But a Christian publication reports the Mother Teresa Home for Infant Children is no longer operating and may never have actually facilitated any adoptions. World Magazine says the ministry’s building was sold in 2002.
Philippe Reines from the State Department tells Fox: “[Hillary Clinton] remains very proud of her work with Mother Teresa in opening this home in 1995. Their partnership is a success story to be emulated.”
And finally, it seems the White House press briefings have been no laughing matter in recent months. Politico reports that instances of laughter, as indicated in official transcripts, have decreased from 179 per month in the first six months of the Obama administration, to 89 per month in the second half of the year.
American Urban radio reporter April Ryan noticed the change: “There are lots of serious questions begging for serious answers.

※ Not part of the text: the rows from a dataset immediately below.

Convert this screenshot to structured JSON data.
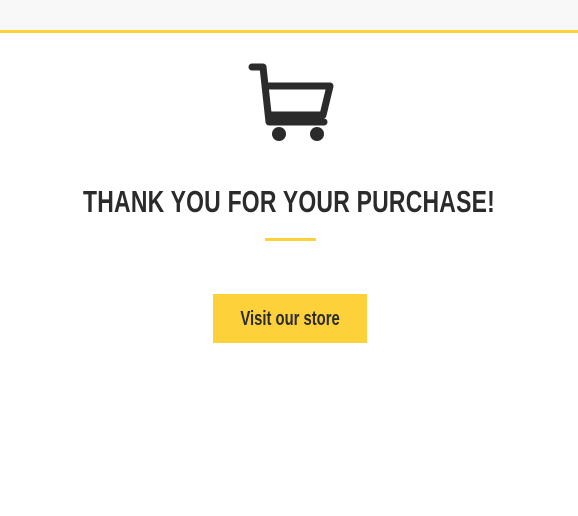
{
  "header": {
    "accent_color": "#fdd13a",
    "background_color": "#f8f8f8"
  },
  "hero": {
    "icon": "shopping-cart-icon",
    "title": "THANK YOU FOR YOUR PURCHASE!",
    "title_color": "#2b2b2b"
  },
  "cta": {
    "label": "Visit our store",
    "background_color": "#fdd13a"
  }
}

Those questions do not meld with laughter and light banter.”
October 7, 2009
New York Times
By Brian Steltar
Roger Ailes, the chairman of Fox News, met with the White House adviser David Axelrod last month.
And it is a testament to Fox’s influence that that the meeting is newsworthy at all. Politico broke the news Tuesday afternoon, prompting speculation about the nature of the conversation.
A Fox press representative confirmed that the two men met over a cup of coffee last month during Mr. Obama’s visit to the United Nations. The representative called it a “cordial conversation.” Details of the conversation have not dribbled out yet.
“I’ve known Roger for a long time,” Mr. Axelrod told Time magazine in an e-mail message. “We chatted from time to time during the campaign. I was going to be in N.Y., so we got together for a cup of coffee.”
The highly popular Fox News is a perplexing channel for the Obama administration, given its propensity for political commentary by conservatives like Glenn Beck and Sean Hannity. In June, Mr. Obama said, “I’ve got one television station that is entirely devoted to attacking my administration,” adding, “You’d be hard-pressed if you watched the entire day to find a positive story about me on that front.” The Fox host Bill O’Reilly and others assumed that he was speaking about Fox.
TVNewser notes that Fox News chose not to carry a couple of Mr. Obama’s speeches last month, but that “on the Saturday following the Axelrod-Ailes Manhattan chat,” Fox carried the president’s entire speech at a Congressional Black Caucus event “while MSNBC and CNN did not.”
June 23, 2009
by Michael Calderone
In what appeared to be a coordinated exchange, President Obama called on the Huffington Post’s Nico Pitney near the start of his press conference and requested a question directly about Iran.
“Nico, I know you and all across the Internet, we’ve been seeing a lot of reports coming out of Iran,” Obama said, addressing Pitney. “I know there may actually be questions from people in Iran who are communicating through the Internet. Do you have a question?”
Pitney, as if ignoring what Obama had just said, said: “I wanted to use this opportunity to ask you a question directly from an Iranian.”
He then noted that the site had solicited questions from people in the country “who were still courageous enough to be communicating online.”
“Under which conditions would you accept the election of Ahmadinejad, and if you do accept it without any significant changes in the conditions there, isn’t that a betrayal of the — of what the demonstrators there are working towards?”
Reporters typically don’t coordinate their questions for the president before press conferences, so it seemed odd that Obama might have an idea what the question would be. Also, it was a departure from White House protocol by calling on The Huffington Post second, in between the AP and Reuters.
CBS Radio’s Mark Knoller, a veteran White House correspondent, said over Twitter it was “very unusual that Obama called on Huffington Post second, appearing to know the issue the reporter would ask about.”
According to POLITICO’s Carol Lee, The Huffington Post reporter was brought out of lower press by deputy press secretary Josh Earnest and placed just inside the barricade for reporters a few minutes before the start of the press conference.